I beg to move, That the clause be read a Second Time.New clause 22 seeks to establish the principle that the Government have a duty to maintain the funding of the NHS at least in real terms. That has not happened in the past. Despite Government rhetoric, often at its most strident during Prime Minister's Question Time, the fact is that the NHS is suffering from cumulative underfunding over the years. For example, the Government have repeatedly argued that their so-called efficiency savings are the same as providing new money for the NHS. That is palpably untrue. The repeated failure of the Government fully to fund NHS pay awards to which they have consented and their failure to recognise the full effect of price rises in NHS supplies have meant that health authorities have been squeezed. People working on the ground know from their own experience that the Government's claims do not reflect reality. Moreover, there are particularly regional problems. The principle of equalising the level of health service available throughout the country is correct, but whereas the resource allocation working party strategy was established on the assumption that the provision would be levelled up, the Government have turned it into a matter of robbing Peter to pay Paul. The new clause would prevent the worst effects of Government policy. I should have liked to write into the new clause a duty for the Government to fund the additional demands for services from the increasing number of elderly people in the population and for improving clinical techniques, generally estimated at about 2 per cent. per year at present. However, the drafting of such a provision would inevitably be complex and almost certainly flawed. Therefore, I have compromised by including the words "at least". The formula set out in the new clause is not intended as a ceiling; it is merely a floor. The purpose of the new clause parallels that of the so-called Rooker-Wise amendment for personal taxation. It sets a basic demand for NHS funding, any breach of which would require primary legislation. We believe that the extra protection which would result from the fear of adverse publicity will protect the NHS generally, and each regional health authority and family practitioner committee in particular, from the worst potential effects of Government policies. I commend the clause to the House.
One effect of the new clause would be to impose on the Secretary of State a statutory obligation to anticipate the effects of NHS pay and price inflation in determining the financial allocations to regional health authorities and family practitioner committees. No sensible employer would ever guarantee to pay in advance all and any pay bill without knowing what it amounted t o. We await the reports of the review bodies on pay, and when they have reported and the various details have been gathered in my right hon. Friend the Prime Minister will make a statement.Generally speaking, the hon. Gentleman should be aware that the new clause, which we reject, would signal a return to volume planning throughout the public sector. The success of the Government's medium-term financial strategy, in particular the reduction of public expenditure as a proportion of gross domestic product, is based on the discipline of cash planning and the adherence, wherever possible, to cash limits. 12.45 am If accepted, the clause would reduce the Government's flexibility in reaching decisions on public expenditure programmes as a whole by pre-empting money for the health services ahead of, for example, programmes for pensions, and would remove the cash planning controls that have been such a successful feature of the Government's management of the economy. In any event, the clause is not practicable.
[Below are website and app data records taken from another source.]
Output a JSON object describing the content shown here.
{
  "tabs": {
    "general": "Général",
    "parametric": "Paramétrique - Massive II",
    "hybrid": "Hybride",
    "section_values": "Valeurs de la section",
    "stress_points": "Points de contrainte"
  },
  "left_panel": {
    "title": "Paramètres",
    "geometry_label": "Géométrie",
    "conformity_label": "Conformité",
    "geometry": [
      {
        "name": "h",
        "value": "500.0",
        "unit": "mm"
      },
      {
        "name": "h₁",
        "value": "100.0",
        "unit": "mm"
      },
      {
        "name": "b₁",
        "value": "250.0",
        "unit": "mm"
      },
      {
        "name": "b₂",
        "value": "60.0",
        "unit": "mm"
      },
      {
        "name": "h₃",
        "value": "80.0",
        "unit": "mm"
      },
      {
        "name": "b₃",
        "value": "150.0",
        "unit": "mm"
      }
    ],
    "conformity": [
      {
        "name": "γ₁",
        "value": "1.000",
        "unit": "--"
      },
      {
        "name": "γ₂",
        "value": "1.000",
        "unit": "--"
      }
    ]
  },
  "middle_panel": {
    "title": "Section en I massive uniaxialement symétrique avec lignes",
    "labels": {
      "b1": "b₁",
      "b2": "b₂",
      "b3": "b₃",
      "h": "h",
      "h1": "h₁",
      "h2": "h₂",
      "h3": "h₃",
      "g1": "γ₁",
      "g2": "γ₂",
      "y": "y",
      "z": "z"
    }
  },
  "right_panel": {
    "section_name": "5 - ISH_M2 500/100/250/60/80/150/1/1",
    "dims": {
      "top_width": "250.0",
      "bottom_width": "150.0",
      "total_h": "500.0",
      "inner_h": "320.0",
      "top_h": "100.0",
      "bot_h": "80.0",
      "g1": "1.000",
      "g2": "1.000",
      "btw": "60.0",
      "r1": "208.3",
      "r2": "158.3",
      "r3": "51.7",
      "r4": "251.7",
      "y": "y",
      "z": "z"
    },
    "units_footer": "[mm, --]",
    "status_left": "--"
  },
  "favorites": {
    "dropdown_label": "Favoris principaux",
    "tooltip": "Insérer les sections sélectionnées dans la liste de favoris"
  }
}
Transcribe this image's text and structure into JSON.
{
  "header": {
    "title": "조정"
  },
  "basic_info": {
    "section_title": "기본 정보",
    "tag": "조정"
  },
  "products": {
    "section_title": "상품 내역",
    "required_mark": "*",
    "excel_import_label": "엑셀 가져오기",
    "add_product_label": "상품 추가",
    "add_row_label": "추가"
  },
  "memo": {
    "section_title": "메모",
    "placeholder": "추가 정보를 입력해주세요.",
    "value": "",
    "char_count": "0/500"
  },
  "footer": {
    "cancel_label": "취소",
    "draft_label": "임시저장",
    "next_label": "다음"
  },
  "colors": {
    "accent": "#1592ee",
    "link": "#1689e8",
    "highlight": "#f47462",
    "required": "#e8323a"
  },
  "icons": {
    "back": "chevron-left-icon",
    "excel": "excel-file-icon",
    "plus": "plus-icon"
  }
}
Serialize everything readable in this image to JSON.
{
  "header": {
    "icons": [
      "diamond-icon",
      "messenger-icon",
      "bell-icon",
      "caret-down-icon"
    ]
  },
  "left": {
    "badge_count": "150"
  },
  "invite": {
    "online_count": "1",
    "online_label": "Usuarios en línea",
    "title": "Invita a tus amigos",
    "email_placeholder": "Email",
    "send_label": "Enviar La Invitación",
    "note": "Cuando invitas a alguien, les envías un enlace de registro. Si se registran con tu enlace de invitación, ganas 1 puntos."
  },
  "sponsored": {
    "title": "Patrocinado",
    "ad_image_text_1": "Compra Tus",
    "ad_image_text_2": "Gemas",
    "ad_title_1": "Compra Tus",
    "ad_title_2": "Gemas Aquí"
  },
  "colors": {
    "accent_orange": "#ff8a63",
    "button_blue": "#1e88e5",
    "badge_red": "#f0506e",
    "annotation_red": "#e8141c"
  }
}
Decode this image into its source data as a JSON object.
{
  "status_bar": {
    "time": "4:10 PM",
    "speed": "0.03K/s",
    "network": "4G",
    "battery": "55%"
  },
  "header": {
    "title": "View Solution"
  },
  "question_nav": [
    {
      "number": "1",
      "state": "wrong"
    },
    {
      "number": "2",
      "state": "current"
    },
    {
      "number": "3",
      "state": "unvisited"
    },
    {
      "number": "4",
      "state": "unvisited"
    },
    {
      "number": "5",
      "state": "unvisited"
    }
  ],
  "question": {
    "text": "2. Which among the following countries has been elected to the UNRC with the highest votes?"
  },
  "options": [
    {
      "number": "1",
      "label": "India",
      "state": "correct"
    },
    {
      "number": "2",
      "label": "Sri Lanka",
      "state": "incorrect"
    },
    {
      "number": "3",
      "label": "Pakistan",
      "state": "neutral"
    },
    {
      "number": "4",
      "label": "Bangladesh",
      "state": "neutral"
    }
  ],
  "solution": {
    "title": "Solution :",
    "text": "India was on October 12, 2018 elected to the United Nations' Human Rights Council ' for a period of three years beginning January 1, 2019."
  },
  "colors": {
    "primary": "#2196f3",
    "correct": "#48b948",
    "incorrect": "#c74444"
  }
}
The effects of pay and price inflation cannot be measured until after the end of the financial year in question. My right hon. Friend the Secretary of State could, therefore, perform the statutory duty that would be imposed on him by the clause only by ensuring a substantial margin of over-provision. There has been concern about the uncertainty created because health authorities enter the financial year before the review body recommendations are finalised. We have responded to that. As the Chief Secretary to the Treasury announced on 24 February, the Government are taking steps to change the timetable from 1989 for deciding the pay review body awards to provide greater certainty for health authorities when they draw up their budgets. We hope that decisions on the 1988 awards will be macle shortly, but in future years the timetable will be brought forward and we hope that decisions will be announced by the end of January. The basis of the Government's economic strategy to which I have just referred has given us the low inflation and rapid growth which have enabled us to fund the National Health Service to record levels, to employ record numbers of staff and to look after record numbers of patients, both inside and outside the hospital service. The new clause is uncalled for and not practicable, and I urge the House to reject it.
Question put and negatived.